There are documentarywho are dedicated to the past and alone
Act of the present.
is such a movie. He shows the case
the Austrian lawyer Kurt Waldheim, who was UN secretary general from 1972 to 1981 and
afterwards wanted to become Federal President. His choice was not in the way, but then came out:
The career diplomat with the bright white vest was SA member and had his
Curriculum vitae beautified. The Jewish World Congress mobilized the public, there were
worldwide protests ("Waldheim No!"). Among the demonstrators was Ruth Beckermann, herself
later as a documentary filmmaker should make a name. The Viennese filmed the
Clashes, but the cassette was lost. Some time ago the material appeared again
on, and from it arose
It is a film of the Veitstanz by one
Truth that no one was allowed to know.
"Waldheim was not a Nazi," says Beckermann
and it was a mistake that the Jewish World Congress called him that. What was he then? He was an opportunist. Waldheim came from that Catholic milieu that was notorious for making a pact with the devil in God's name. Beckermann shows the portrait of a war criminal executed in 1945; The honorable memory hung for years in the Vienna Collegiate Church. That's exactly what she was – Waldheim's cold-blooded world, the hotbed of hypocrites and gentlemen. With piety in his heart, the Catholic fights the Antichrist, the Reds and the Jews. Then Hitler came and fought the Reds and the Jews. Waldheim was there. "I only did my duty."
How skilfully he adapts after the end of the war, how he polishes his biography, looks as shiny as riding boots – that's amazing. The man without a shadow becomes UN Secretary General and immediately has his nose in the wind. Waldheim again fights against evil, this time against the enemies of humanity, against the partisans of the family of nations. How easily the word moral comes to his lips, how it pearls and shines, and also the Christian must not be missing.
Impeccably polite Waldheim enters the U.N. which were founded in the spirit of the Never-Again. The former SA man praises the world value community, and when he speaks he spreads his hands as if to bless humanity. Once he speaks a message to a golden record; she is shot into the universe with Voyager, high to the aliens who still do not know how devilely humane it is on Earth. When he refuses to cover his head with a kippah when visiting the memorial site of Jad Vashem, it causes a scandal; Waldheim justifies himself, an imperious defiance snarls in his voice. Apparently incidentally Beckermann had previously shown how Elisabeth Waldheim leads a camera team through the New York apartment. Everything is very different and yet as it used to be. Even a wooden Madonna comes into the picture. The Blue Danube – that's the East River.
Beckermann, the daughter of two Holocaust survivors, makes no judgment about Waldheim, she leaves him the dark and unapproachable. Even the audience should not make themselves comfortable in the free morality of the later generations, there is room for questions: How would one have acted at that time – trained in an arch-catholic society, possibly in a bourgeois cold, which never leaves one again? Waldheim's children say he was a warm-hearted father, bravely standing by his side. It is true that Waldheim loved horses over everything, maybe they were the better people, because they do not kill each other. "We note," says Chancellor Sinowatz (SPÖ) that was not Waldheim in the SA, "but only his horse."

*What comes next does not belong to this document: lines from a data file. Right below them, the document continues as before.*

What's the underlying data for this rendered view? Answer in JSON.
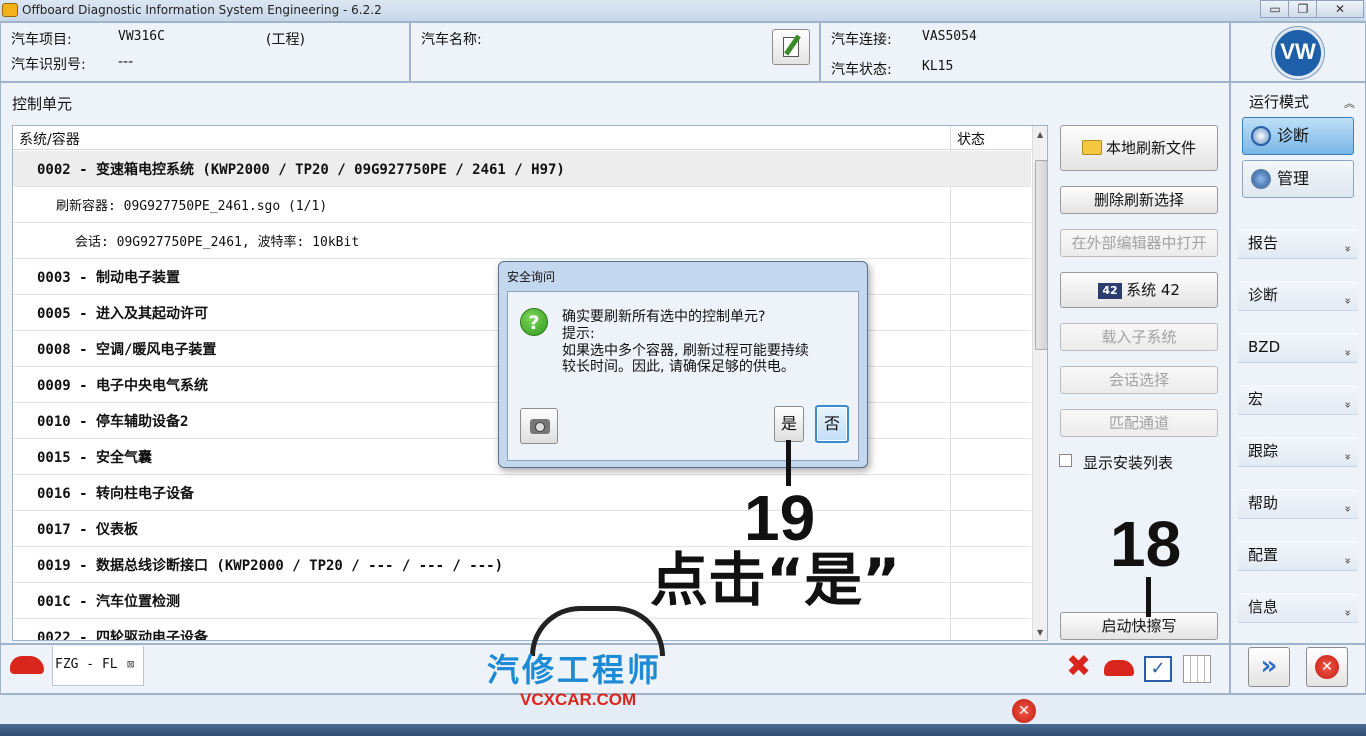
{
  "window": {
    "title": "Offboard Diagnostic Information System Engineering - 6.2.2",
    "minimize": "▭",
    "restore": "❐",
    "close": "✕"
  },
  "header": {
    "project_label": "汽车项目:",
    "project_value": "VW316C",
    "project_note": "(工程)",
    "vin_label": "汽车识别号:",
    "vin_value": "---",
    "car_name_label": "汽车名称:",
    "connection_label": "汽车连接:",
    "connection_value": "VAS5054",
    "status_label": "汽车状态:",
    "status_value": "KL15",
    "logo_text": "VW"
  },
  "main": {
    "section_title": "控制单元",
    "col_system": "系统/容器",
    "col_status": "状态",
    "rows": [
      {
        "text": "0002 - 变速箱电控系统  (KWP2000 / TP20 / 09G927750PE / 2461 / H97)",
        "indent": 0
      },
      {
        "text": "刷新容器: 09G927750PE_2461.sgo (1/1)",
        "indent": 1
      },
      {
        "text": "会话: 09G927750PE_2461, 波特率: 10kBit",
        "indent": 2
      },
      {
        "text": "0003 - 制动电子装置",
        "indent": 0
      },
      {
        "text": "0005 - 进入及其起动许可",
        "indent": 0
      },
      {
        "text": "0008 - 空调/暖风电子装置",
        "indent": 0
      },
      {
        "text": "0009 - 电子中央电气系统",
        "indent": 0
      },
      {
        "text": "0010 - 停车辅助设备2",
        "indent": 0
      },
      {
        "text": "0015 - 安全气囊",
        "indent": 0
      },
      {
        "text": "0016 - 转向柱电子设备",
        "indent": 0
      },
      {
        "text": "0017 - 仪表板",
        "indent": 0
      },
      {
        "text": "0019 - 数据总线诊断接口  (KWP2000 / TP20 / --- / --- / ---)",
        "indent": 0
      },
      {
        "text": "001C - 汽车位置检测",
        "indent": 0
      },
      {
        "text": "0022 - 四轮驱动电子设备",
        "indent": 0
      }
    ]
  },
  "commands": {
    "local_flash_files": "本地刷新文件",
    "delete_flash_selection": "删除刷新选择",
    "open_in_external_editor": "在外部编辑器中打开",
    "system_icon_text": "42",
    "system_label": "系统 42",
    "load_subsystem": "载入子系统",
    "session_select": "会话选择",
    "match_channel": "匹配通道",
    "show_install_list": "显示安装列表",
    "start_fast_flash": "启动快擦写"
  },
  "sidebar": {
    "mode_title": "运行模式",
    "diagnosis": "诊断",
    "manage": "管理",
    "items": [
      "报告",
      "诊断",
      "BZD",
      "宏",
      "跟踪",
      "帮助",
      "配置",
      "信息"
    ],
    "chevron": "»"
  },
  "bottom": {
    "tab_label": "FZG - FL",
    "tab_close": "⊠"
  },
  "dialog": {
    "title": "安全询问",
    "question": "确实要刷新所有选中的控制单元?",
    "hint": "提示:",
    "line1": "如果选中多个容器, 刷新过程可能要持续",
    "line2": "较长时间。因此, 请确保足够的供电。",
    "yes": "是",
    "no": "否"
  },
  "annotations": {
    "step19": "19",
    "step18": "18",
    "instruction": "点击“是”"
  },
  "watermark": {
    "cn": "汽修工程师",
    "en": "VCXCAR.COM"
  },
  "colors": {
    "accent": "#3c8ad0",
    "error_red": "#d9261c",
    "watermark_blue": "#1d8ad6"
  }
}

Why did Waldheim find it so difficult? Why did he invent half-truths that were little more than grinning lies? From mass deportations and Partisanenerschießungen he had heard nothing, he had been on home leave. Waldheim knows exactly one thing: "We too have suffered," and Austria was Hitler's first victim. But why could not he talk about the war? What had he seen? A word only – and Waldheim's shell would have burst, and with that he would have loosened the tongue out of all the stubborn, it would have been Austria's historical catharsis. Certainly, Waldheim would not have become president then, but an important man.

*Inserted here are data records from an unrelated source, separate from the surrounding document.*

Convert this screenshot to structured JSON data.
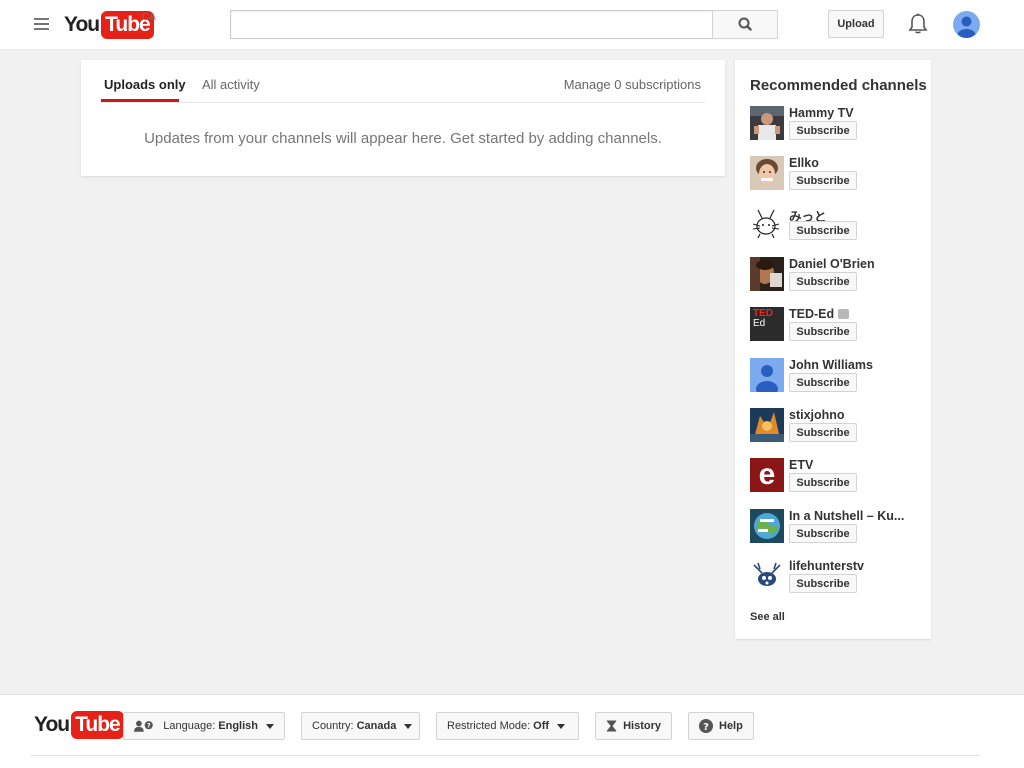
{
  "header": {
    "logo_you": "You",
    "logo_tube": "Tube",
    "country_code": "CA",
    "search_placeholder": "",
    "upload_label": "Upload"
  },
  "feed": {
    "tabs": [
      {
        "label": "Uploads only",
        "active": true
      },
      {
        "label": "All activity",
        "active": false
      }
    ],
    "manage_label": "Manage 0 subscriptions",
    "empty_message": "Updates from your channels will appear here. Get started by adding channels."
  },
  "recommended": {
    "title": "Recommended channels",
    "subscribe_label": "Subscribe",
    "see_all_label": "See all",
    "channels": [
      {
        "name": "Hammy TV",
        "verified": false
      },
      {
        "name": "Ellko",
        "verified": false
      },
      {
        "name": "みっと",
        "verified": false
      },
      {
        "name": "Daniel O'Brien",
        "verified": false
      },
      {
        "name": "TED-Ed",
        "verified": true,
        "thumb_text": "TED Ed"
      },
      {
        "name": "John Williams",
        "verified": false
      },
      {
        "name": "stixjohno",
        "verified": false
      },
      {
        "name": "ETV",
        "verified": false,
        "thumb_text": "e"
      },
      {
        "name": "In a Nutshell – Ku...",
        "verified": false
      },
      {
        "name": "lifehunterstv",
        "verified": false
      }
    ]
  },
  "footer": {
    "language_label": "Language:",
    "language_value": "English",
    "country_label": "Country:",
    "country_value": "Canada",
    "restricted_label": "Restricted Mode:",
    "restricted_value": "Off",
    "history_label": "History",
    "help_label": "Help"
  },
  "colors": {
    "brand_red": "#e62117",
    "tab_underline": "#cc181e",
    "page_bg": "#f1f1f1"
  }
}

No, the "Austrian who trusts the world" could not tell the truth, he could not do it, and his party did not want it. After his election, the US put him on the watchlist, no Western state invited him, only the Vatican. God is merciful to the sinners, and the ORF reported live for five hours.

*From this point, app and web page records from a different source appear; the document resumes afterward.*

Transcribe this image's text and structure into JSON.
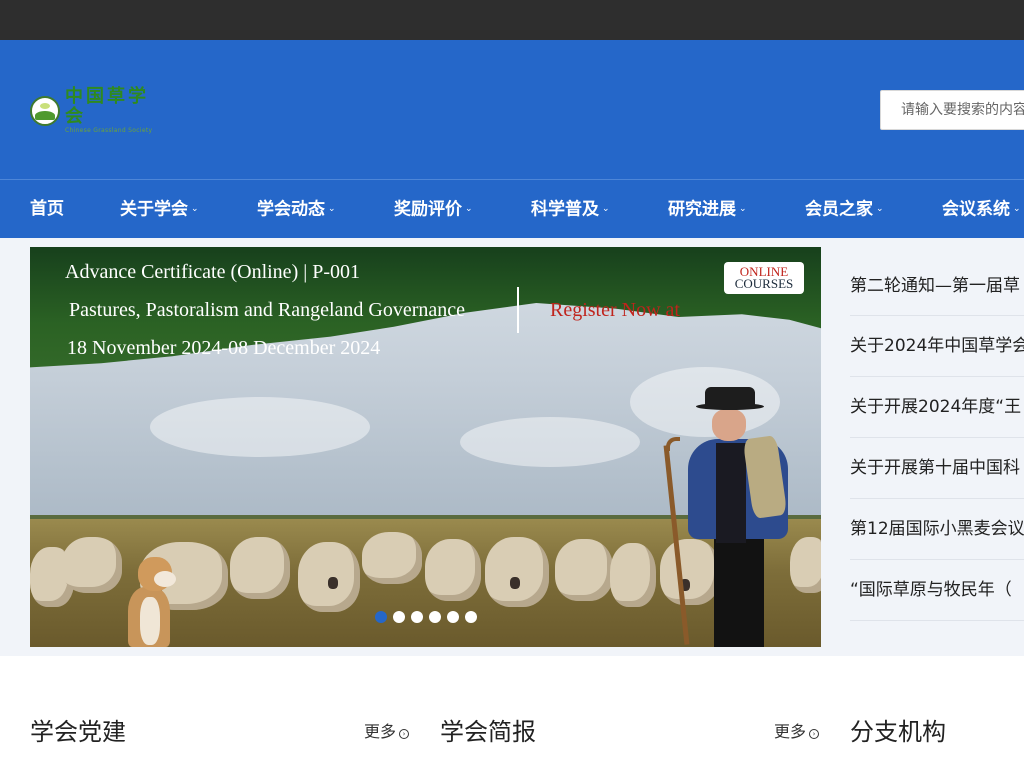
{
  "header": {
    "logo_cn": "中国草学会",
    "logo_en": "Chinese Grassland Society",
    "search_placeholder": "请输入要搜索的内容"
  },
  "nav": {
    "items": [
      {
        "label": "首页",
        "has_dropdown": false
      },
      {
        "label": "关于学会",
        "has_dropdown": true
      },
      {
        "label": "学会动态",
        "has_dropdown": true
      },
      {
        "label": "奖励评价",
        "has_dropdown": true
      },
      {
        "label": "科学普及",
        "has_dropdown": true
      },
      {
        "label": "研究进展",
        "has_dropdown": true
      },
      {
        "label": "会员之家",
        "has_dropdown": true
      },
      {
        "label": "会议系统",
        "has_dropdown": true
      }
    ],
    "caret": "⌄"
  },
  "banner": {
    "line1": "Advance Certificate (Online) | P-001",
    "line2": "Pastures, Pastoralism and Rangeland Governance",
    "line3": "18 November 2024-08 December 2024",
    "register": "Register Now at",
    "badge_line1": "ONLINE",
    "badge_line2": "COURSES",
    "dots": 6,
    "active_dot": 0
  },
  "news": {
    "items": [
      "第二轮通知—第一届草",
      "关于2024年中国草学会",
      "关于开展2024年度“王",
      "关于开展第十届中国科",
      "第12届国际小黑麦会议",
      "“国际草原与牧民年（"
    ]
  },
  "sections": [
    {
      "title": "学会党建",
      "more": "更多"
    },
    {
      "title": "学会简报",
      "more": "更多"
    },
    {
      "title": "分支机构"
    }
  ],
  "colors": {
    "primary": "#2567c9",
    "topbar": "#2e2e2e",
    "register": "#c0241c"
  }
}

Not only Waldheim, but also the concerned citizen remains a mystery in Beckermann's (at the Berlinale Awarded the Documentary Film Award) work. The patriots who tear the placards from the demonstrators speak as if they have never heard of Auschwitz, the Jews have become "too rude" for them. Today they would perhaps vote for the FPÖ, while their German sensory relatives at Pegida stretched a black-red-golden cross into the night sky, all nice neighbors who like to mow the lawn on Saturdays.
As the emotions boil up in 1986, the ÖVP politician Alois Mock calls on the World Jewish Congress to "stop the campaign so as not to awaken feelings that we all do not want." That's the key phrase. What are the feelings that "we all do not want"? It is the deep hatred of the Jewish religion that tells man to be better than he is. The Jews are to blame, otherwise Austria would be with itself in the pure, in eternity, amen. At the end Waldheim is sitting in the studio to give his first speech as Federal President. A cleaning lady comes into the picture and makes clean. As clean as ever.